Messages of hate found in South Philadelphia

Ugly messages of hate directed right at police were found in South Philadelphia. One image depicted a communist symbol while another had a repulsive anti-police message.

Crews spent the day cleaning up the mess as police try to figure out who's behind the graffiti.

Nouha Baki was so angry by the ugly messages of hate she took FOX 29 on a tour of where it had been scrawled.

"I suspect they area not from this area--not from here--this is a good area," she told FOX 29.

City crews were at the corner of Bouvier and West Passyunk this morning to wash the offending graffiti away, but these cell phone images show an anti-cop message:

"Kill a cop save a life" one message said.

With what's thought to be a hammer and sickle--a symbol of Communism--nearby.

The vandals used a stencil left behind to hit walls, doors and sidewalks.

"At about 5:30 this morning neighbors in the 2100 block of South Bouvier and the 1700 block of West Passyunk found spray painting on their property and their pavement," Philadelphia Police Captain Sekou Kinebrew said.

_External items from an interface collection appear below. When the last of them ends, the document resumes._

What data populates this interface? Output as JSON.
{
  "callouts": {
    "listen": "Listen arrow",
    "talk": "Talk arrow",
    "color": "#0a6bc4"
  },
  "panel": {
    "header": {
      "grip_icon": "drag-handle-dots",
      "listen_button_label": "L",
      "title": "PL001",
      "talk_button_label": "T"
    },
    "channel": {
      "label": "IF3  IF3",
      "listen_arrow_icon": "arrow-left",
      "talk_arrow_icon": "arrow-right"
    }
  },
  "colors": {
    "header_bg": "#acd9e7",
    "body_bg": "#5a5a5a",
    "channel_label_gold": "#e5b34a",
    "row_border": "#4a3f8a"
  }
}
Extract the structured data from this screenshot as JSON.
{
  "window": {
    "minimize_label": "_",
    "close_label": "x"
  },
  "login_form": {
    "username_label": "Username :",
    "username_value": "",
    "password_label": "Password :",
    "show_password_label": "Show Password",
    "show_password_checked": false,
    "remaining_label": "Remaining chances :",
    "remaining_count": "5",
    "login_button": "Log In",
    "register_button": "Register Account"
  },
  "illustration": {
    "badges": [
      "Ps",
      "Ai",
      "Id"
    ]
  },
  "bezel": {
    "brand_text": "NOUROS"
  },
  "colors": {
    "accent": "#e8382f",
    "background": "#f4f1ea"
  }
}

Residents of this South Philly community--with an old world feel--gathered to talk and watch police work the blocks searching for security video and clues. Many of the cameras along in the neighborhood are here for show, but not at K.J's Auto Sales. Police piled into the small sales office and left with video equipment.

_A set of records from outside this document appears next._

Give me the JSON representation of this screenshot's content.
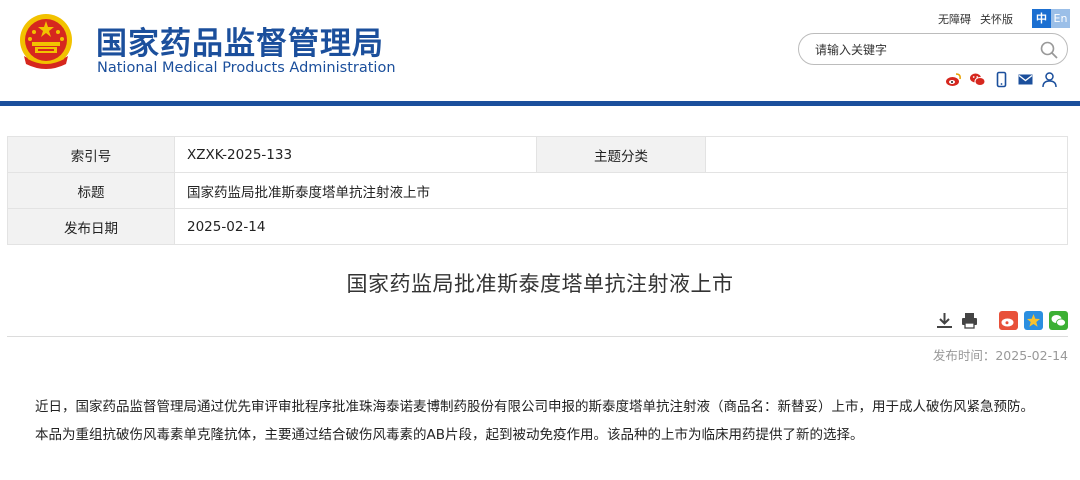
{
  "header": {
    "title_cn": "国家药品监督管理局",
    "title_en": "National Medical Products Administration",
    "toplinks": [
      "无障碍",
      "关怀版"
    ],
    "lang": {
      "zh": "中",
      "en": "En"
    },
    "search_placeholder": "请输入关键字",
    "icons": [
      "weibo-icon",
      "wechat-icon",
      "mobile-icon",
      "mail-icon",
      "user-icon"
    ]
  },
  "meta": {
    "index_label": "索引号",
    "index_value": "XZXK-2025-133",
    "category_label": "主题分类",
    "category_value": "",
    "title_label": "标题",
    "title_value": "国家药监局批准斯泰度塔单抗注射液上市",
    "date_label": "发布日期",
    "date_value": "2025-02-14"
  },
  "article": {
    "title": "国家药监局批准斯泰度塔单抗注射液上市",
    "pubdate": "发布时间：2025-02-14",
    "paragraphs": [
      "近日，国家药品监督管理局通过优先审评审批程序批准珠海泰诺麦博制药股份有限公司申报的斯泰度塔单抗注射液（商品名：新替妥）上市，用于成人破伤风紧急预防。",
      "本品为重组抗破伤风毒素单克隆抗体，主要通过结合破伤风毒素的AB片段，起到被动免疫作用。该品种的上市为临床用药提供了新的选择。"
    ]
  },
  "colors": {
    "brand_blue": "#1b4f9c",
    "emblem_red": "#d6271e",
    "emblem_gold": "#f2c200"
  }
}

Symbols of anarchy and unrest have appeared recently in the city.

South Detectives are working the case, but the Department Homeland Security investigators are here as well focused on the anti-police message.